Provided entries section start

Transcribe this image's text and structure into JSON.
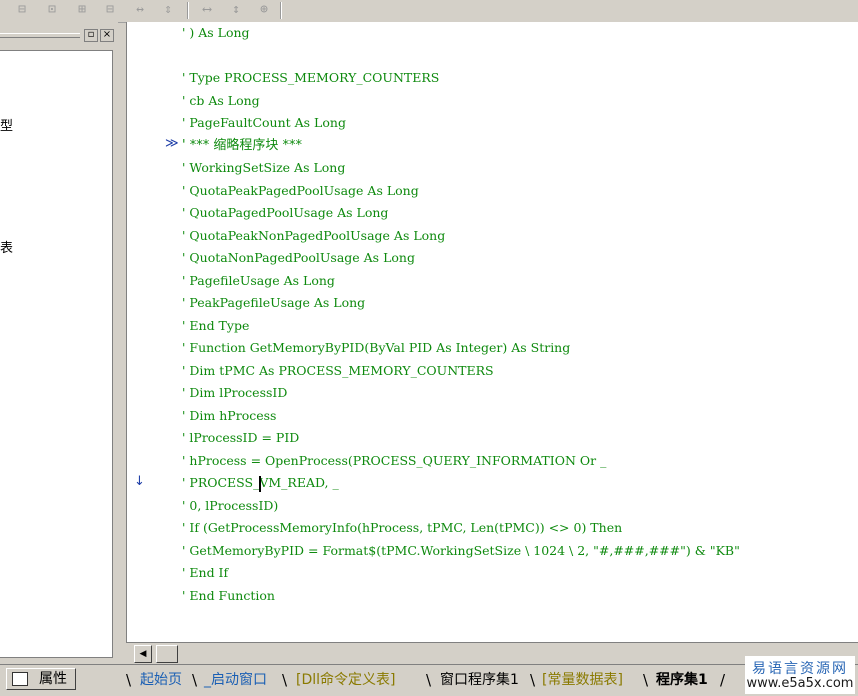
{
  "toolbar": {
    "icons": [
      "align-left-icon",
      "align-center-icon",
      "align-top-icon",
      "align-middle-icon",
      "distribute-h-icon",
      "distribute-v-icon",
      "same-width-icon",
      "same-height-icon",
      "same-size-icon"
    ],
    "glyphs": [
      "⊟",
      "⊡",
      "⊞",
      "⊟",
      "↔",
      "⇕",
      "⟷",
      "↕",
      "⊕"
    ]
  },
  "left_panel": {
    "visible_chars": [
      "型",
      "表"
    ]
  },
  "editor": {
    "lines": [
      "' ) As Long",
      "",
      "' Type PROCESS_MEMORY_COUNTERS",
      "' cb As Long",
      "' PageFaultCount As Long",
      "' *** 缩略程序块 ***",
      "' WorkingSetSize As Long",
      "' QuotaPeakPagedPoolUsage As Long",
      "' QuotaPagedPoolUsage As Long",
      "' QuotaPeakNonPagedPoolUsage As Long",
      "' QuotaNonPagedPoolUsage As Long",
      "' PagefileUsage As Long",
      "' PeakPagefileUsage As Long",
      "' End Type",
      "' Function GetMemoryByPID(ByVal PID As Integer) As String",
      "' Dim tPMC As PROCESS_MEMORY_COUNTERS",
      "' Dim lProcessID",
      "' Dim hProcess",
      "' lProcessID = PID",
      "' hProcess = OpenProcess(PROCESS_QUERY_INFORMATION Or _",
      "' PROCESS_VM_READ, _",
      "' 0, lProcessID)",
      "' If (GetProcessMemoryInfo(hProcess, tPMC, Len(tPMC)) <> 0) Then",
      "' GetMemoryByPID = Format$(tPMC.WorkingSetSize \\ 1024 \\ 2, \"#,###,###\") & \"KB\"",
      "' End If",
      "' End Function"
    ],
    "fold_marker": "≫",
    "current_line_marker": "↓"
  },
  "scrollbar": {
    "left_arrow": "◀"
  },
  "bottom": {
    "properties_label": "属性",
    "tabs": [
      {
        "label": "起始页",
        "color": "#1a5fb4"
      },
      {
        "label": "_启动窗口",
        "color": "#1a5fb4"
      },
      {
        "label": "[Dll命令定义表]",
        "color": "#8a7a00"
      },
      {
        "label": "窗口程序集1",
        "color": "#000000"
      },
      {
        "label": "[常量数据表]",
        "color": "#8a7a00"
      },
      {
        "label": "程序集1",
        "color": "#000000"
      }
    ],
    "watermark_line1": "易语言资源网",
    "watermark_line2": "www.e5a5x.com"
  },
  "colors": {
    "code_green": "#0e8a0e",
    "marker_blue": "#1f3fa8"
  }
}
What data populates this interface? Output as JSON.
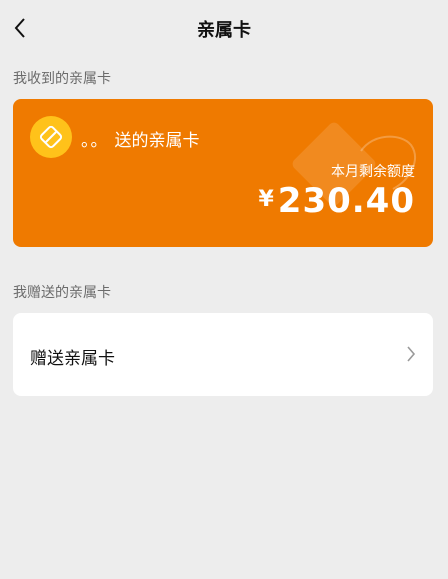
{
  "header": {
    "title": "亲属卡"
  },
  "received": {
    "section_label": "我收到的亲属卡",
    "card": {
      "sender_dots": "。。",
      "sender_suffix": "送的亲属卡",
      "quota_label": "本月剩余额度",
      "currency": "¥",
      "amount": "230.40"
    }
  },
  "sent": {
    "section_label": "我赠送的亲属卡",
    "item_label": "赠送亲属卡"
  },
  "colors": {
    "card": "#ef7a00",
    "logo": "#ffc21a",
    "background": "#ededed"
  },
  "icons": {
    "back": "chevron-left-icon",
    "logo": "family-card-logo-icon",
    "arrow": "chevron-right-icon"
  }
}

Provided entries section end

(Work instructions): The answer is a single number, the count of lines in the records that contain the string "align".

(Exercise result): 4